What I shared with her was in line with the basic philosophy of prayerfulness that calls us to love God deeply, do what we can for others, and please, take good care of ourselves. An attitude of true prayerfulness helps straighten out our thoughts on how to best do this. One way is by keeping a gentle, clear eye on the fruits of our prayer life to see if our prayer is really true. Sometimes this can be difficult for us to accomplish.
For example, a professor involved in the ministry of spiritual formation once approached me about how to assist a young man who seemed to be very negative in his response to others at the school. The first thing I asked is whether the youth spent quiet time alone each day with the Lord. (As Henri Nouwen noted in his book Way of the Heart time in silence and solitude with God can straighten out our thoughts.) He responded by saying, “Oh yes, he is very dedicated in spending an hour before the Blessed Sacrament in prayer in our chapel. But as soon as he comes out, he gossips about the faculty and those with whom he is studying.”

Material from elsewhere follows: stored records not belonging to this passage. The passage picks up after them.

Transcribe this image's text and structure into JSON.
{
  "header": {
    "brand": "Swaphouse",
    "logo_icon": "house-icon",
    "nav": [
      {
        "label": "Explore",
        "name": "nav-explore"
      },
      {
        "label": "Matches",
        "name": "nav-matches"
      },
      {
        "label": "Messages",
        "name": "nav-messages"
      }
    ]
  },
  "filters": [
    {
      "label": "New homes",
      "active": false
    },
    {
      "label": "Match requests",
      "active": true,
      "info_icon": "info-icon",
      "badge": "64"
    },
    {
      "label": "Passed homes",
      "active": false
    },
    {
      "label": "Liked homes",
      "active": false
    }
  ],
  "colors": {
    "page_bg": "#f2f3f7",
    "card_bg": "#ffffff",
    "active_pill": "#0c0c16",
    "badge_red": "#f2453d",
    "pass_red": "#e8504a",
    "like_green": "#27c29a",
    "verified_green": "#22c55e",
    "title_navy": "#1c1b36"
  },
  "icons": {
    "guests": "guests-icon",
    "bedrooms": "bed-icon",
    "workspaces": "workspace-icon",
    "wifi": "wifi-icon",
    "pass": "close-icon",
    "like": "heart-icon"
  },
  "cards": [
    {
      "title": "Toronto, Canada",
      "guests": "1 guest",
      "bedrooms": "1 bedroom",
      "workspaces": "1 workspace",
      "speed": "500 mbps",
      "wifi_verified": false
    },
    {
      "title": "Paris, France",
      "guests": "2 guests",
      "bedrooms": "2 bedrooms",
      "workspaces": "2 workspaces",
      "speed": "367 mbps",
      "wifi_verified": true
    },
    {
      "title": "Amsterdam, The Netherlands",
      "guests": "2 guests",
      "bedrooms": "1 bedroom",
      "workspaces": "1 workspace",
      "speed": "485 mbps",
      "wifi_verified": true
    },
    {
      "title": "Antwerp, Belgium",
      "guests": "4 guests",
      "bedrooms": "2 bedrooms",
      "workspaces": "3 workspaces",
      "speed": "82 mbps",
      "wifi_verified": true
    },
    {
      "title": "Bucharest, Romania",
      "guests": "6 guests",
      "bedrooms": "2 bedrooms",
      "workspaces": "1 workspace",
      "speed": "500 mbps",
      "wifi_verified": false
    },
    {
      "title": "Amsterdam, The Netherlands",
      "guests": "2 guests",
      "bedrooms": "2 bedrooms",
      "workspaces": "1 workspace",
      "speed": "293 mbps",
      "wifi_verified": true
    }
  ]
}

From these negative fruits, we recognize that, for the most part, he is probably not spending time alone with God but mistakenly with his own inflated ego. He is not in silence listening to God but to his own opinions and because of this remains
quite self-righteous rather than having the opportunity to be truly righteous, which would be evidenced by his own humility and compassion toward others. The fruits of true prayerfulness are clear. By recalling them, we can better monitor ourselves as well as be able to bring them up for discussion in spiritual direction or in informal discussions about our prayer life with wise, trustworthy friends.
Robert J. Wicks is a clinical psychologist and leading writer about the intersection of spirituality and psychology.